|WO2003063103A1 *||Dec 20, 2002||Jul 31, 2003||Georgia Tech Research Corporation||Monitoring and tracking of assets by utilizing wireless communications|
|U.S. Classification||380/271, 340/7.27, 455/11.1, 713/170, 340/9.1, 340/7.52|
|International Classification||H04L12/56, H04L9/32, H04L29/06, H04L12/58|
|Cooperative Classification||H04W88/04, H04L12/5895, H04L51/38, H04L49/9073, H04W4/12, H04L63/08, H04L9/3297, H04L2209/80, H04L69/28|
|European Classification||H04L12/58W, H04L49/90Q1A, H04L9/32T|
|Apr 18, 1995||AS||Assignment|
Owner name: INTEL CORPORATION, CALIFORNIA
Free format text: ASSIGNMENT OF ASSIGNORS INTEREST;ASSIGNOR:AUCSMITH, DAVID;REEL/FRAME:007473/0509
Effective date: 19950414
|Oct 13, 2000||FPAY||Fee payment|
Year of fee payment: 4
|Oct 15, 2004||FPAY||Fee payment|
Year of fee payment: 8

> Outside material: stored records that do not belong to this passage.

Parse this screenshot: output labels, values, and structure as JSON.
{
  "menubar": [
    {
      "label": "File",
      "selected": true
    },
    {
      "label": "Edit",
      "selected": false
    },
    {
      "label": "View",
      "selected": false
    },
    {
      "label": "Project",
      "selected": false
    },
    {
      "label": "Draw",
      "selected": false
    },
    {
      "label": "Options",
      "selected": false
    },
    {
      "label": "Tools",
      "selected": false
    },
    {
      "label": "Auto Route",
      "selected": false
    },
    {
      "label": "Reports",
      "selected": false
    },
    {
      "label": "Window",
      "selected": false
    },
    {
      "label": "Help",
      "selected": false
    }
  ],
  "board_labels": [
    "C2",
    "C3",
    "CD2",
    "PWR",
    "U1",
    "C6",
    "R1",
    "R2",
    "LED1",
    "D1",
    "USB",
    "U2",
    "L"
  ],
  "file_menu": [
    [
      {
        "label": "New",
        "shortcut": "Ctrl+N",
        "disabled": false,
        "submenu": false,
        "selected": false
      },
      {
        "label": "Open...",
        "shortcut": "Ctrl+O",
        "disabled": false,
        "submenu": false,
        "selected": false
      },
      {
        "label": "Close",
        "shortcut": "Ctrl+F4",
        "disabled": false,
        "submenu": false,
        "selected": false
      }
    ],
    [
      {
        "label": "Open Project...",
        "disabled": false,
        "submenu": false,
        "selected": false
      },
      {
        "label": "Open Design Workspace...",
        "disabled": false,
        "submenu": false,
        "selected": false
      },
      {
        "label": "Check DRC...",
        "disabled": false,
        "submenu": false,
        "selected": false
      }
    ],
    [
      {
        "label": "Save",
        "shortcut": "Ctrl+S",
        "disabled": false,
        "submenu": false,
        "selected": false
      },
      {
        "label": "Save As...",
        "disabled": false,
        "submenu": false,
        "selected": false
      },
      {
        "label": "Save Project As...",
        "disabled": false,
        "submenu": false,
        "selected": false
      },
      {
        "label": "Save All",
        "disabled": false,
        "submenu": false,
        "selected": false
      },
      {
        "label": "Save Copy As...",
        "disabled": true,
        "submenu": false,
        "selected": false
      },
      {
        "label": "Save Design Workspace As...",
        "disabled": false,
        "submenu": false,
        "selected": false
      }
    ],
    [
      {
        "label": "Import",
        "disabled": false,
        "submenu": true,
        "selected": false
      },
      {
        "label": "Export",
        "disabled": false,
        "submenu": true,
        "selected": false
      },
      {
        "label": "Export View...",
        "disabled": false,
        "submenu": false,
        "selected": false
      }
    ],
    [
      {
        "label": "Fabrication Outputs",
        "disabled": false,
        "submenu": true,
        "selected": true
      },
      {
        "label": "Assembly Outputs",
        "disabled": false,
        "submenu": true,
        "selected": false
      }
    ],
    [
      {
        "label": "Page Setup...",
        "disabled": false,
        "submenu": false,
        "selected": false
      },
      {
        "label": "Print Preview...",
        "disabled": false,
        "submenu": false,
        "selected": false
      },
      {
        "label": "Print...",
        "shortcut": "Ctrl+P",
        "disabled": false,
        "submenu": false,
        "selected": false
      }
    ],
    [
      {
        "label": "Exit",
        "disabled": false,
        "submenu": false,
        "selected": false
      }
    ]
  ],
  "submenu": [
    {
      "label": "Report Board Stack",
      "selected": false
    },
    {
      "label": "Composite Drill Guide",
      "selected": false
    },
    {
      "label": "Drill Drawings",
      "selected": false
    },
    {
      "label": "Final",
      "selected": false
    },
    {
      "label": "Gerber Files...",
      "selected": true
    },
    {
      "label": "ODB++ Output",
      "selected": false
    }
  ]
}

|Oct 9, 2008||FPAY||Fee payment|
Year of fee payment: 12
|Jul 4, 2013||AS||Assignment|
Effective date: 20111122
Free format text: ASSIGNMENT OF ASSIGNORS INTEREST;ASSIGNOR:INTEL CORPORATION;REEL/FRAME:030747/0001
Owner name: MICRON TECHNOLOGY, INC., IDAHO